• _Task goal_
What is needed is a single figure: how many lines of the records below contain the word "Ayansh".
-- Listed records follows --
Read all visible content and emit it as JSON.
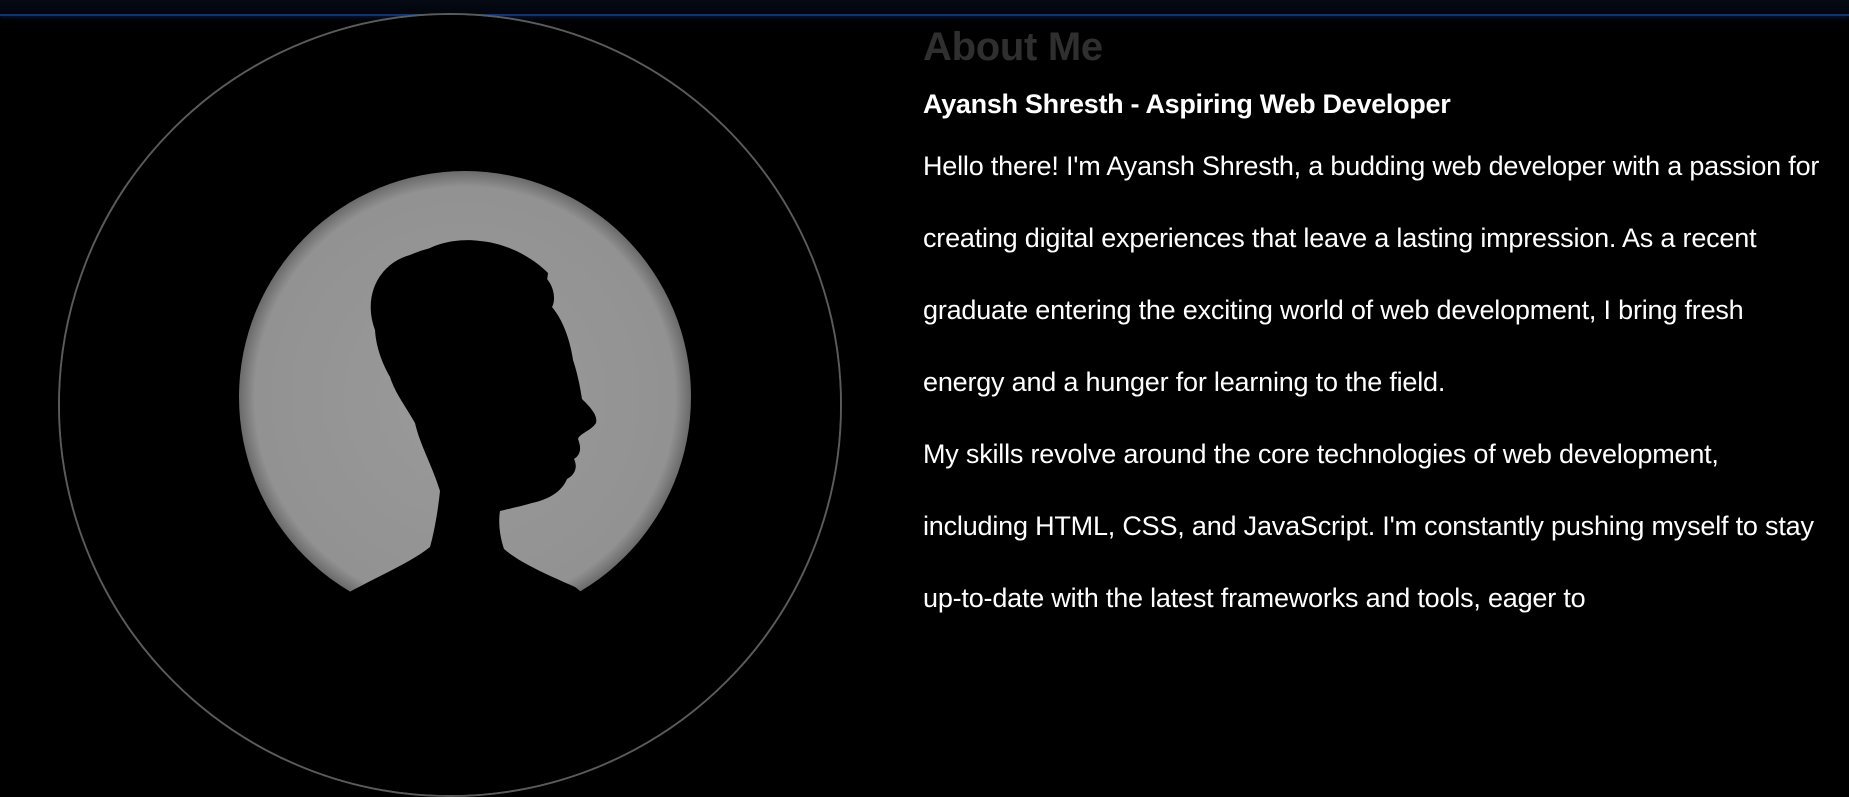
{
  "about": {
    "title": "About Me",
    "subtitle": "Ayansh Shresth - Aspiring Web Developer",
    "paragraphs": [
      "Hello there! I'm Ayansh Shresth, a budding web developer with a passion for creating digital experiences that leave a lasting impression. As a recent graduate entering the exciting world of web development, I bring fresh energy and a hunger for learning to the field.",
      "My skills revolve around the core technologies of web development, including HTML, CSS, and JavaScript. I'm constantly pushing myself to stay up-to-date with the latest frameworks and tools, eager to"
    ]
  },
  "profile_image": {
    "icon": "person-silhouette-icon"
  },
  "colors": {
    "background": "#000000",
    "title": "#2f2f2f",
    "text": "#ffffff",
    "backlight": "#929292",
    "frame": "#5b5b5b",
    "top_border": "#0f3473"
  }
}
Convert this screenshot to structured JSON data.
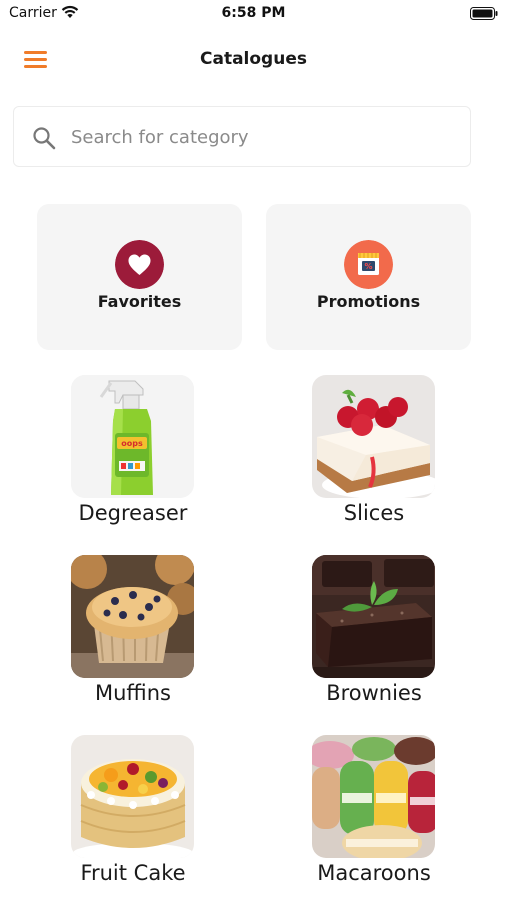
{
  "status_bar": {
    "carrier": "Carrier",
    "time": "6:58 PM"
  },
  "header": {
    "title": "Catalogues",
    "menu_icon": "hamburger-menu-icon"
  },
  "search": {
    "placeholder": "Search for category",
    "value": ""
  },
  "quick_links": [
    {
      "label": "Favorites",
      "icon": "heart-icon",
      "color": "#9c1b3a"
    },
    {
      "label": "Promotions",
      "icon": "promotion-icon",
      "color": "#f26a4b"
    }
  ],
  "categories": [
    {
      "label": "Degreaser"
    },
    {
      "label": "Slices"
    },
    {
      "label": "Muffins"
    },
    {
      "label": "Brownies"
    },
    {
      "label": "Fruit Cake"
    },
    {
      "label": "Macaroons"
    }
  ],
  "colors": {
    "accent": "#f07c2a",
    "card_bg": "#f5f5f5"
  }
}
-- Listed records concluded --
• _Output below_
2